In short, there is an urgent need for an informed national debate about the future of the U.S. nuclear deterrent - which even President Obama claims we will need for the rest of his lifetime - and the prudence of allowing the continued atrophying of the weapons, delivery systems and industrial base that comprise it. Specifically, it is time to revisit whether the viability of the deterrent can be assured over the long-term without periodic safe, underground nuclear testing.

The "Peace through Strength Platform" with its call for "a safe, reliable and effective nuclear deterrent, which requires its modernization and testing" is meant to serve as a vehicle for promoting and contributing to such a debate. Messrs. Lee and Bridgewater and the dozens of other signatories of this Plaftorm are to be commended for their efforts to educate the American people, and to empower and engage them in this long-overdue national conversation.

Every weekday JewishWorldReview.com publishes what many in the media and Washington consider "must-reading". Sign up for the daily JWR update. It's free. Just click here.

JWR contributor Frank J. Gaffney, Jr., Deputy Assistant Secretary of Defense for Nuclear Forces and Arms Control Policy in the Reagan Administration, heads the Center for Security Policy. Comments by clicking here.


"War Footing: 10 Steps America Must Take to Prevail in the War for the Free World"  

America has been at war for years, but until now, it has not been clear with whom or precisely for what. And we have not been using the full resources we need to win.

With the publication of War Footing, lead-authored by Frank Gaffney, it not only becomes clear who the enemy is and how high the stakes are, but also exactly how we can prevail.

War Footing shows that we are engaged in nothing less than a War for the Free World.

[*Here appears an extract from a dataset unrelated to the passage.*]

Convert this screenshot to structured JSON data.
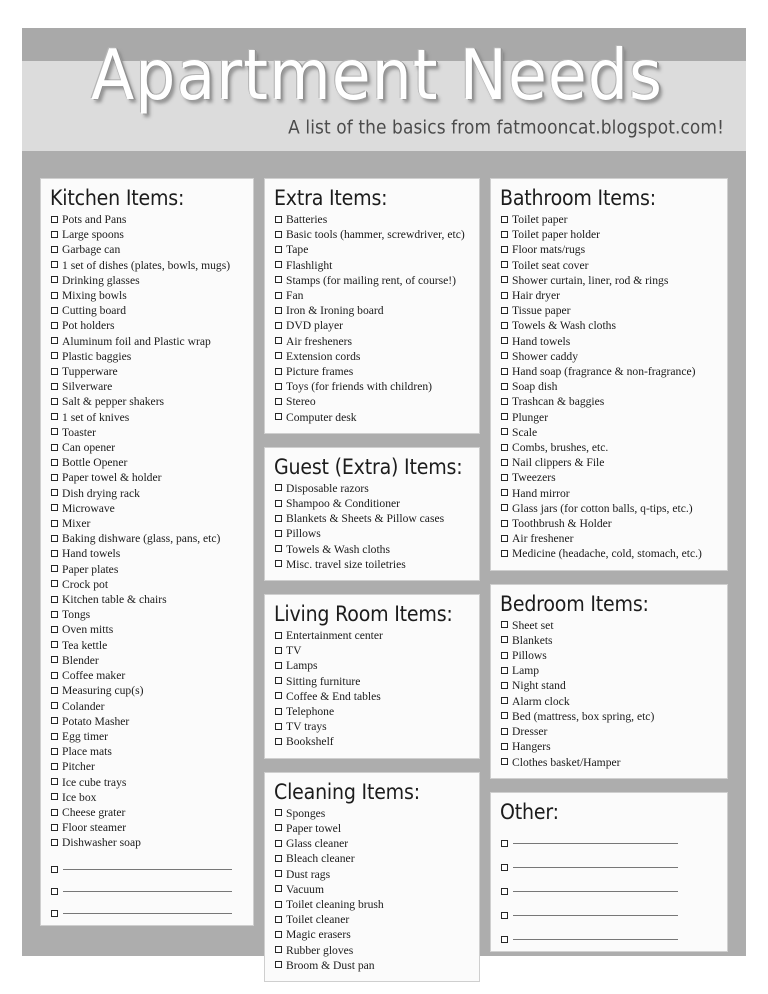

This is a fight to the death with Islamofascists, Muslim extremists driven by a totalitarian political ideology that, like Nazism or Communism before it, is determined to destroy freedom and the people who love it. Sales help fund JWR.

© 2006, Frank J. Gaffney, Jr.